Tuesday, April 9, 2013
Almost 1.3 million people take the journey every year to see one of the finest collections of pre-20th century and 20th century European and American art. Housed in five exhibition pavilions that make up the campus, the Getty Center itself is a work of art, meticulously designed by architect Richard Meier.
Meier took special care in considering how people would arrive and orient themselves. The museum itself extends south along one of two ridges that converge to make up the campus. Once they arrive, they have an immediate choice to explore the grounds or enter the museum through the three-story cylindrical lobby that opens onto the museum courtyard, which is surrounded by those buildings.
"Not all those who wander are lost." — J.R.R. Tolkien
Although not written for the Getty Center, the timeless Tolkien quote conveys the right sentiment. This is the kind of place to wander for hours and lose yourself despite never being lost. Around each and every corner of every circling pavilion, the work of master artists, painters, artisans, and craftsmen are everywhere, usually with statues and artifacts on the first floors and paintings on the second floors.
With many beginning in the North Pavilion, guests will find art, sculptures, and illuminated manuscripts. The majority of the collection in this pavilion pre-dates 1700, with an emphasis on medieval art. After transversing the lower and upper levels, a sky bridge connects the North and East pavilions.
It is in the East Pavilion where visitors will find increasingly familiar artists, with Dutch, French, Flemish, and Spanish paintings as well as sculpture and Italian decorative arts dating from 1600 to 1800. The highlight of the collection, however, is the 17th century Baroque art.
Immediately between these buildings and easily missed while wondering into the South Pavilion is a small standalone building that holds what the Getty Center calls The Family Room on the first floor. It is one of several places where the Getty lives up to its mission to inspire curiosity about the visual arts, inviting younger visitors to construct their own interpretation of an illuminated manuscript, build tube structures, and enjoy treasure hunts.

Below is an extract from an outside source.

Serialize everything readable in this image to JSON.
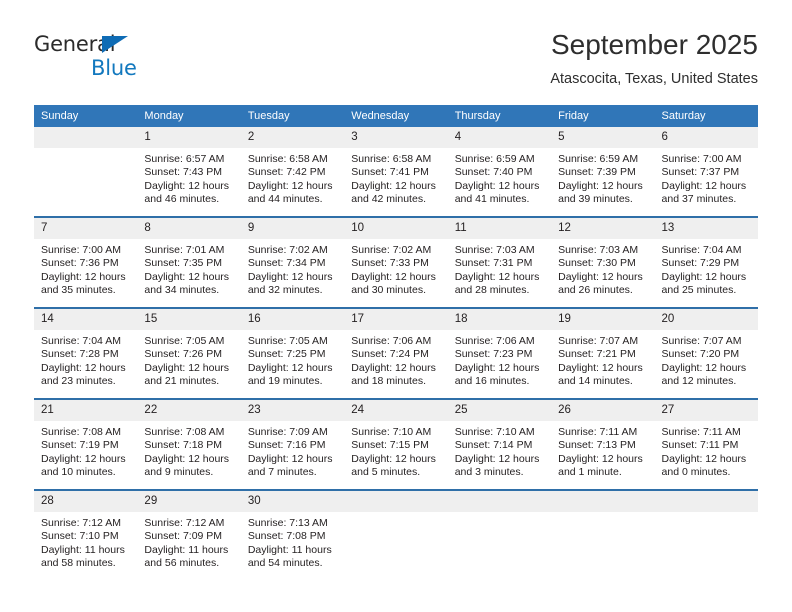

The Getty Museum is evolving on site and off site with apps.
Further back, however, is another Getty Center rarity. The South Pavilion contains the museum's 18th century paintings and a majority of the museum's European decorative arts collection. What makes the collection especially interesting is that some of the exhibits are done up in finished rooms, elaborately furnished and paneled.
The application isn't exclusive. The J. Paul Getty Trust has produced other free apps, including one to coincide with its exhibit Florence At The Dawn of Renaissance. The visiting exhibit is tied to how Florence flourished in the 1300s and helped set the stage for the Renaissance.
In addition to its own apps, other developers have created some.
In keeping with the desire to inspire, several other apps have been undertaken by other developers. In 2001, Toura created an app that featured highlights from four exhibits. And another by the same developer features 150 stunning works at the collection. It is the only one that requires a purchase, but does include some of the famed paintings from the West Pavilion, including Van Gogh.
Pinterest, with almost 1,700 works. Still, even if these drawings, paintings, and photographs capture representations of the work, there is nothing like the real thing. The fountains, architecture, cactus garden, and central garden designed by artist Robert Irwin all converge to transport anyone away from Los Angeles for a few hours or even a day.
The Getty has several options for eating. In addition to light fare snack carts, the center has a restaurant and semi self-serve cafe (pizza oven and hamburger/chicken grille). While the restaurant menu seems pricey at a glance, the preparation and presentation is exquisite, as fine as any leading Los Angeles eatery. Plan to eat in, with dinner equally distinguished.
The Getty Center In Los Angeles Rises To 9.9 On The Liquid Hip Richter Scale.
The Getty Center and Getty Museum has been a favored place to visit in Los Angeles since it opened. Given the museum waives its admission like several Los Angeles museums and art galleries (there is a modest $15 for parking), there really isn't any reason to miss it.
For a complete overview of travel accommodations in Los Angeles, compare top travel deals at Expedia.com. The Getty is especially close to Santa Monica (and you can avoid any highways). For a virtual tour of the Getty, you can find The Life Of Art, Getty Museum Highlights, Florence At The Dawn of Renaissance, and Pacific Standard Time on iTunes. Three of the apps are free.